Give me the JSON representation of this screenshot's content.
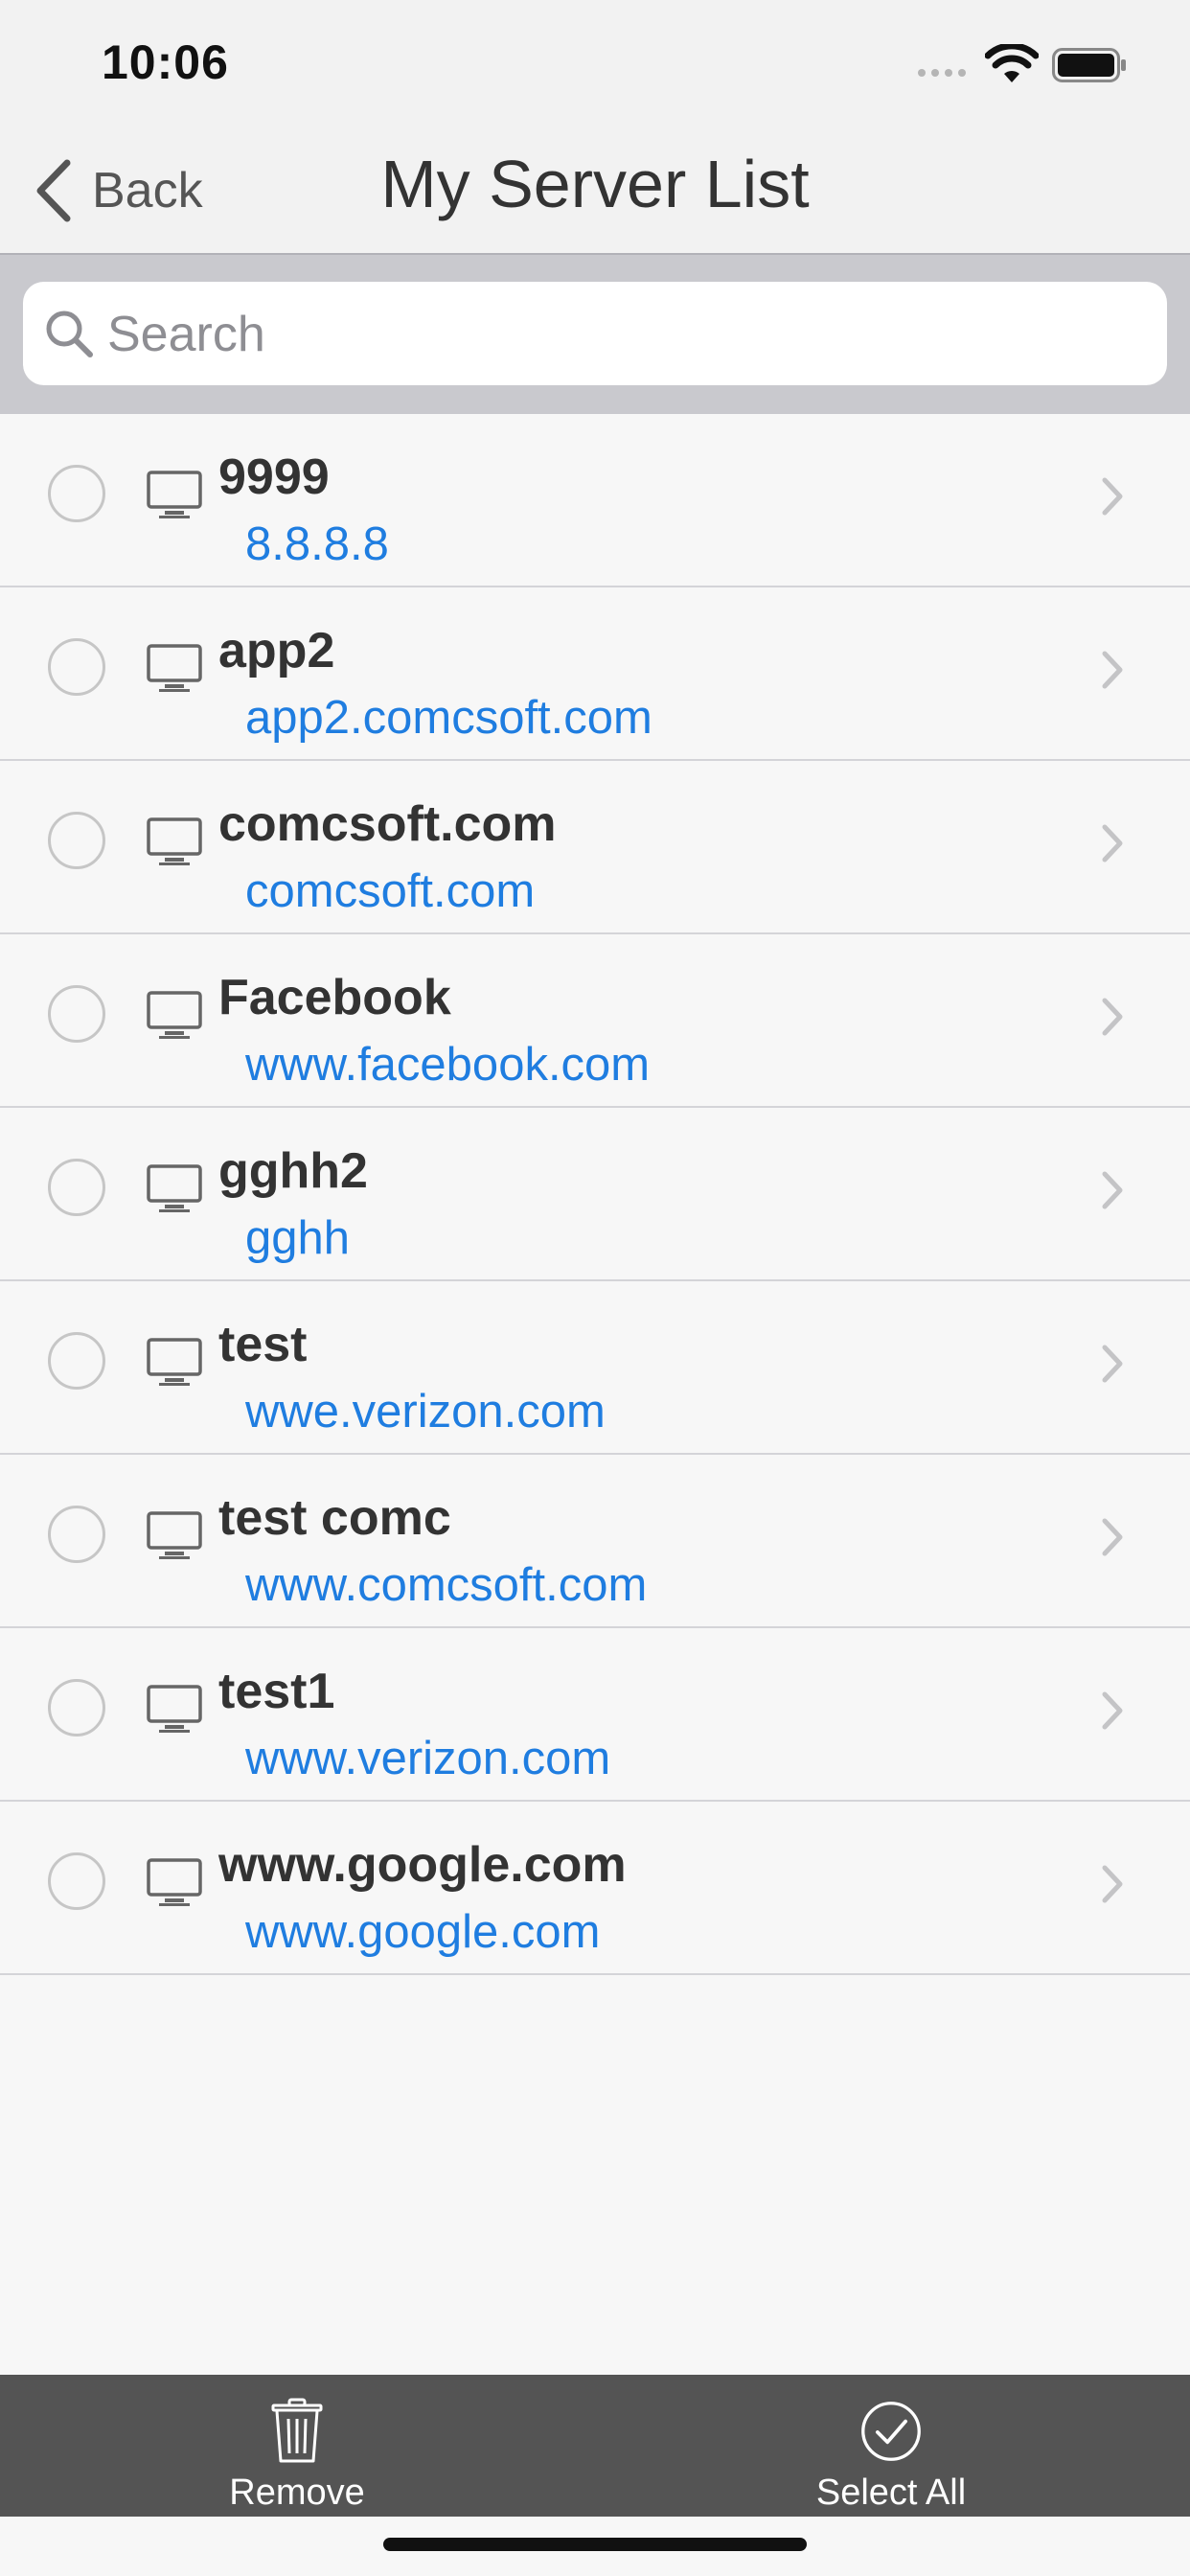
{
  "status_bar": {
    "time": "10:06"
  },
  "nav": {
    "back_label": "Back",
    "title": "My Server List"
  },
  "search": {
    "placeholder": "Search",
    "value": ""
  },
  "servers": [
    {
      "name": "9999",
      "host": "8.8.8.8"
    },
    {
      "name": "app2",
      "host": "app2.comcsoft.com"
    },
    {
      "name": "comcsoft.com",
      "host": "comcsoft.com"
    },
    {
      "name": "Facebook",
      "host": "www.facebook.com"
    },
    {
      "name": "gghh2",
      "host": "gghh"
    },
    {
      "name": "test",
      "host": "wwe.verizon.com"
    },
    {
      "name": "test comc",
      "host": "www.comcsoft.com"
    },
    {
      "name": "test1",
      "host": "www.verizon.com"
    },
    {
      "name": "www.google.com",
      "host": "www.google.com"
    }
  ],
  "toolbar": {
    "remove_label": "Remove",
    "select_all_label": "Select All"
  },
  "colors": {
    "link": "#1f7de0",
    "toolbar": "#545454",
    "search_bg": "#c9c9ce"
  },
  "icons": {
    "back": "chevron-left-icon",
    "search": "magnifier-icon",
    "server": "monitor-icon",
    "row": "chevron-right-icon",
    "remove": "trash-icon",
    "select_all": "check-circle-icon"
  }
}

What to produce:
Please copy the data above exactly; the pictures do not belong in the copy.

The answer:
Give me the JSON representation of this screenshot's content.
{
  "status_bar": {
    "time": "10:06"
  },
  "nav": {
    "back_label": "Back",
    "title": "My Server List"
  },
  "search": {
    "placeholder": "Search",
    "value": ""
  },
  "servers": [
    {
      "name": "9999",
      "host": "8.8.8.8"
    },
    {
      "name": "app2",
      "host": "app2.comcsoft.com"
    },
    {
      "name": "comcsoft.com",
      "host": "comcsoft.com"
    },
    {
      "name": "Facebook",
      "host": "www.facebook.com"
    },
    {
      "name": "gghh2",
      "host": "gghh"
    },
    {
      "name": "test",
      "host": "wwe.verizon.com"
    },
    {
      "name": "test comc",
      "host": "www.comcsoft.com"
    },
    {
      "name": "test1",
      "host": "www.verizon.com"
    },
    {
      "name": "www.google.com",
      "host": "www.google.com"
    }
  ],
  "toolbar": {
    "remove_label": "Remove",
    "select_all_label": "Select All"
  },
  "colors": {
    "link": "#1f7de0",
    "toolbar": "#545454",
    "search_bg": "#c9c9ce"
  },
  "icons": {
    "back": "chevron-left-icon",
    "search": "magnifier-icon",
    "server": "monitor-icon",
    "row": "chevron-right-icon",
    "remove": "trash-icon",
    "select_all": "check-circle-icon"
  }
}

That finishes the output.